Demand forecasting for rural transit is a tool that will aid rural planners and analysts in the allocation of scarce resources for this typically underserved population. Three Washington models are based on the characteristics of usage for several regional transportation systems currently in place in nonmetropolitan areas in Washington State. The first model, Total Transit Demand-All (TTD-ALL) uses average values for ridership by population subgroup from four regional systems in Washington to predict ridership for other areas. A second model, Total Transit Demand-FARE (TTD-FARE) uses the same approach as the first but excludes the fare-free regional transportation system which has markedly different characteristics from the systems with fares. A third, more in-depth model, Disaggregated Transit Demand (DTD), was developed using a separate equation for each population subgroup. Ridership behavior estimates were obtained from random sample telephone surveys in two of the regions used in this study. Model results show significant regional variation in ridership by population subgroup.
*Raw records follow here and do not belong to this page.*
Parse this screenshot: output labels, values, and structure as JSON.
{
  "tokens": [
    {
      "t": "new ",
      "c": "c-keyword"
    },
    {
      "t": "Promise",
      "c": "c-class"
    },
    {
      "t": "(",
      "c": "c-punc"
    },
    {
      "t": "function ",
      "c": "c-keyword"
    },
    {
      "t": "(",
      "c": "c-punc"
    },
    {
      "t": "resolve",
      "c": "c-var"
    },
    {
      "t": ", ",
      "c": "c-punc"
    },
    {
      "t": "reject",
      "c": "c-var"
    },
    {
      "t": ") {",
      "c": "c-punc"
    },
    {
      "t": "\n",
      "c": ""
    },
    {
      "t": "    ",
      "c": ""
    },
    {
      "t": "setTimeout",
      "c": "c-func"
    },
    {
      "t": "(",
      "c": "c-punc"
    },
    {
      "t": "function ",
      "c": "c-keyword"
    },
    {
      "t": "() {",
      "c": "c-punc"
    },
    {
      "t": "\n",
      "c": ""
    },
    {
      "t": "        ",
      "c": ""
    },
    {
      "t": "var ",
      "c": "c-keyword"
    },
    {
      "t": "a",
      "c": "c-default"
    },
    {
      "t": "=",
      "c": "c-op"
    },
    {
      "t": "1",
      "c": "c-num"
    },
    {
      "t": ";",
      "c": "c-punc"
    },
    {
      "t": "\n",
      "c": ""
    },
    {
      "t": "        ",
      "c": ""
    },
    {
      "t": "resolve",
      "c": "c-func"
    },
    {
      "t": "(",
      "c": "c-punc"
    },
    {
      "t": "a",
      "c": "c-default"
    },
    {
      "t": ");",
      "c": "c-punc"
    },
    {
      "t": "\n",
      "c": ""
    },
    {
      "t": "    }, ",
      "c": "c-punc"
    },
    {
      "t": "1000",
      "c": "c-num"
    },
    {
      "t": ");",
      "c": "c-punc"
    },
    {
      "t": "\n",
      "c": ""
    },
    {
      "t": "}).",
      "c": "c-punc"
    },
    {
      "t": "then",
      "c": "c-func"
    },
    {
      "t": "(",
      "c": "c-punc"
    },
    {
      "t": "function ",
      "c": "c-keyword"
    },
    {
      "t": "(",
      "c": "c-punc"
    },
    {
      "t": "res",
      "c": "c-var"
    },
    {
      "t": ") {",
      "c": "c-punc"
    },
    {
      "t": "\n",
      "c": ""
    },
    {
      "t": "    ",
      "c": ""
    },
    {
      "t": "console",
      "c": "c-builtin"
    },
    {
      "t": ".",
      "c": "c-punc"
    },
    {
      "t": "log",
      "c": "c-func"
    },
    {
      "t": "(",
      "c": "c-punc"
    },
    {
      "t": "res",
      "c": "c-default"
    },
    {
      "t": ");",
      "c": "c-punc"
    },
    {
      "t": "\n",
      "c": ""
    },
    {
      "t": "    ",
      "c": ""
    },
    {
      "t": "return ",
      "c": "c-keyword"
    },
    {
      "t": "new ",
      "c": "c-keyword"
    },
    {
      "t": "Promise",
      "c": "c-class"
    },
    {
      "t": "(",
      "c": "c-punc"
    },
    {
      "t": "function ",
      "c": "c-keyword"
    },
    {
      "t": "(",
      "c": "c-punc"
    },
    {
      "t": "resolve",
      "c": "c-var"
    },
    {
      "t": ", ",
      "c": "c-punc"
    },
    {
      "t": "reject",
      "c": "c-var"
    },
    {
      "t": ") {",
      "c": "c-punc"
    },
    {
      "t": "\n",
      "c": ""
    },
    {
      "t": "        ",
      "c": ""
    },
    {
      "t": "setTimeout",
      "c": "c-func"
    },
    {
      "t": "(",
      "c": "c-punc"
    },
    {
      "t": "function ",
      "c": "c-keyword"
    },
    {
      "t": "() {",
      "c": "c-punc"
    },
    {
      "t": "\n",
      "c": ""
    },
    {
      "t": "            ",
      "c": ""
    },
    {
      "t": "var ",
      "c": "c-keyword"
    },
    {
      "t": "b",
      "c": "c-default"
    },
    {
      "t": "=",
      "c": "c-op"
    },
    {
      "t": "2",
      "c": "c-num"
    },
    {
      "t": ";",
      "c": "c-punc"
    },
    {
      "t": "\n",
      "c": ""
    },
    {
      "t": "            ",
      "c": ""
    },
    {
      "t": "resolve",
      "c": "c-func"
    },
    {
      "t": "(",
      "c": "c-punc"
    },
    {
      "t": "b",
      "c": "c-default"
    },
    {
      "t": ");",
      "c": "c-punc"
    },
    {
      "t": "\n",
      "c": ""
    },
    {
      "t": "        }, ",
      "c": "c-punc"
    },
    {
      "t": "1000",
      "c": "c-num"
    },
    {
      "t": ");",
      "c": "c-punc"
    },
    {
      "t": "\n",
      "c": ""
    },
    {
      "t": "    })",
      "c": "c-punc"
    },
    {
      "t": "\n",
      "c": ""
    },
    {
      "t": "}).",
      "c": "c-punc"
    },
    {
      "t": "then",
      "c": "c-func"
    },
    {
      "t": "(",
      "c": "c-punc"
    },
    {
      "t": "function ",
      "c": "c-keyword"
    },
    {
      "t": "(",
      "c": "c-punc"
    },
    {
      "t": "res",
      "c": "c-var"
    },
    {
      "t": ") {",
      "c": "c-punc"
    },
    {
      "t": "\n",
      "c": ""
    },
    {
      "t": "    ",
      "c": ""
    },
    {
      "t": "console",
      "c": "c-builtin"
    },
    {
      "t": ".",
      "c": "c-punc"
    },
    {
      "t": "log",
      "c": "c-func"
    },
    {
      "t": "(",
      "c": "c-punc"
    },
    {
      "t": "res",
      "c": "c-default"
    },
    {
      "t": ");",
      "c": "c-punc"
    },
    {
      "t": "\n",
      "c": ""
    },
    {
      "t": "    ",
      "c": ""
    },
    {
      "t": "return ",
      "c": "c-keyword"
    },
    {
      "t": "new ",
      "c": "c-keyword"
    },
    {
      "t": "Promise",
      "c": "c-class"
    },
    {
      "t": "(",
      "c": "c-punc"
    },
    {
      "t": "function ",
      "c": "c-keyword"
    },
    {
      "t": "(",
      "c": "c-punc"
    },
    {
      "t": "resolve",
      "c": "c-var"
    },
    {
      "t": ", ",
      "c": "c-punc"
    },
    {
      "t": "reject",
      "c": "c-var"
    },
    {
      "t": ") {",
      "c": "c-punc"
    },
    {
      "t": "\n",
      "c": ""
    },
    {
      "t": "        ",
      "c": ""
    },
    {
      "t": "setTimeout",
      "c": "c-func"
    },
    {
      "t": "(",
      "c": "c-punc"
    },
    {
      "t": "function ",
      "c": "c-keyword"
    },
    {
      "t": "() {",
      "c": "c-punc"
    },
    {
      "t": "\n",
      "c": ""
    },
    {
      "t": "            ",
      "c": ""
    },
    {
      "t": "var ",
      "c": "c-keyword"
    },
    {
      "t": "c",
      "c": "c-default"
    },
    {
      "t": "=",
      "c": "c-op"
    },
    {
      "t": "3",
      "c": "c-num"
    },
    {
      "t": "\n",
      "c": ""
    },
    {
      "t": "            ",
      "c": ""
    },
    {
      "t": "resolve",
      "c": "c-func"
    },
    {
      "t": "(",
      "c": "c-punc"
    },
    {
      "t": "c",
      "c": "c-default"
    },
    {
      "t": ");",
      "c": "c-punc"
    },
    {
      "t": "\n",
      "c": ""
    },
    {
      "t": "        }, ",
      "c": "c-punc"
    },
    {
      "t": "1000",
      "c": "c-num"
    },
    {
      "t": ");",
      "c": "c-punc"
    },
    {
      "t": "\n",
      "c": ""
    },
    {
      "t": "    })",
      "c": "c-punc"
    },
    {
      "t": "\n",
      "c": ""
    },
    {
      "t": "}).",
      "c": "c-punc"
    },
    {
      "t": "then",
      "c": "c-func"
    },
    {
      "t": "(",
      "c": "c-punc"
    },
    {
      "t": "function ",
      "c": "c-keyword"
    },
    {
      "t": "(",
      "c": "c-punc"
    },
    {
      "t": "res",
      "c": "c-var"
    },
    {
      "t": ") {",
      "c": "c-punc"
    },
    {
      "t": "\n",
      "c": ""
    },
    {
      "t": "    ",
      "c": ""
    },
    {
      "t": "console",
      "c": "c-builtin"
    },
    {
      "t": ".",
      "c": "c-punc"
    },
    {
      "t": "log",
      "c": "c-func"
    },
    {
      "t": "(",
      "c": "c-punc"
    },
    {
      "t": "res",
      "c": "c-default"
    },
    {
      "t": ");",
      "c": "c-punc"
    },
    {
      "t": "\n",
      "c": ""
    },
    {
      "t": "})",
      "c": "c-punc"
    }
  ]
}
January 9, 2008
Kathleen M. Painter, Kenneth L.Casavant.
Washington State Transportation Center (TRAC)
- # of Pages: 46 p., 1,268 KB (PDF)
- Subject: Case studies, Forecasting, Mathematical models, Public transit, Resource allocation, Ridership, Rural areas, Rural transit, Travel demand.
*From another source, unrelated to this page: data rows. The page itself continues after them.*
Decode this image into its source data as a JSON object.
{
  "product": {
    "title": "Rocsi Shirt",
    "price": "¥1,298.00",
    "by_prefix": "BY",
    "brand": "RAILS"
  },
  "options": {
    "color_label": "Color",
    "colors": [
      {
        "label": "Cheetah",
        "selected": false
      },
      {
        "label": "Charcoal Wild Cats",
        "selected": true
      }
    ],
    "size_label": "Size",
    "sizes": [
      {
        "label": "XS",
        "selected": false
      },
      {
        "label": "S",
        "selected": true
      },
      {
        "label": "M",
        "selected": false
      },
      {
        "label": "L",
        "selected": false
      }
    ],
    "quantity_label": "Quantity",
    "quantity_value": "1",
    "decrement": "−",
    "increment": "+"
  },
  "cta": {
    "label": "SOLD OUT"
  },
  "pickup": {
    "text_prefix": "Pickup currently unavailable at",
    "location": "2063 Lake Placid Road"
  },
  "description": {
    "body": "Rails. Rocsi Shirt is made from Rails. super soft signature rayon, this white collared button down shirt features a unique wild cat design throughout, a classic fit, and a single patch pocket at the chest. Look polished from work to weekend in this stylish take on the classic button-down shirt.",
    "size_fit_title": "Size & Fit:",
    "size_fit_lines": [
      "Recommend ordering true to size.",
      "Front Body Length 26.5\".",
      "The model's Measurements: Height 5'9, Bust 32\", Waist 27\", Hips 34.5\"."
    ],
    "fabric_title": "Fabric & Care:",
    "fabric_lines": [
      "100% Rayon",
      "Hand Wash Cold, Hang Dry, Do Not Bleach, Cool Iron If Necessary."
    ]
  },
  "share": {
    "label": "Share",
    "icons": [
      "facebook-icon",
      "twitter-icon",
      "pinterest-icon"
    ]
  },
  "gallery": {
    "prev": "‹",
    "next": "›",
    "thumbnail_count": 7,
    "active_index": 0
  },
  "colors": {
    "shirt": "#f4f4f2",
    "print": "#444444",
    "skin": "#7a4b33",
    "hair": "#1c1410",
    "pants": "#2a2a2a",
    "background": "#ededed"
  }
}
- Keywords: Rural transit, demand forecasting, transit planning, public transit.
- Related Publications:
This abstract was last modified April 29, 2008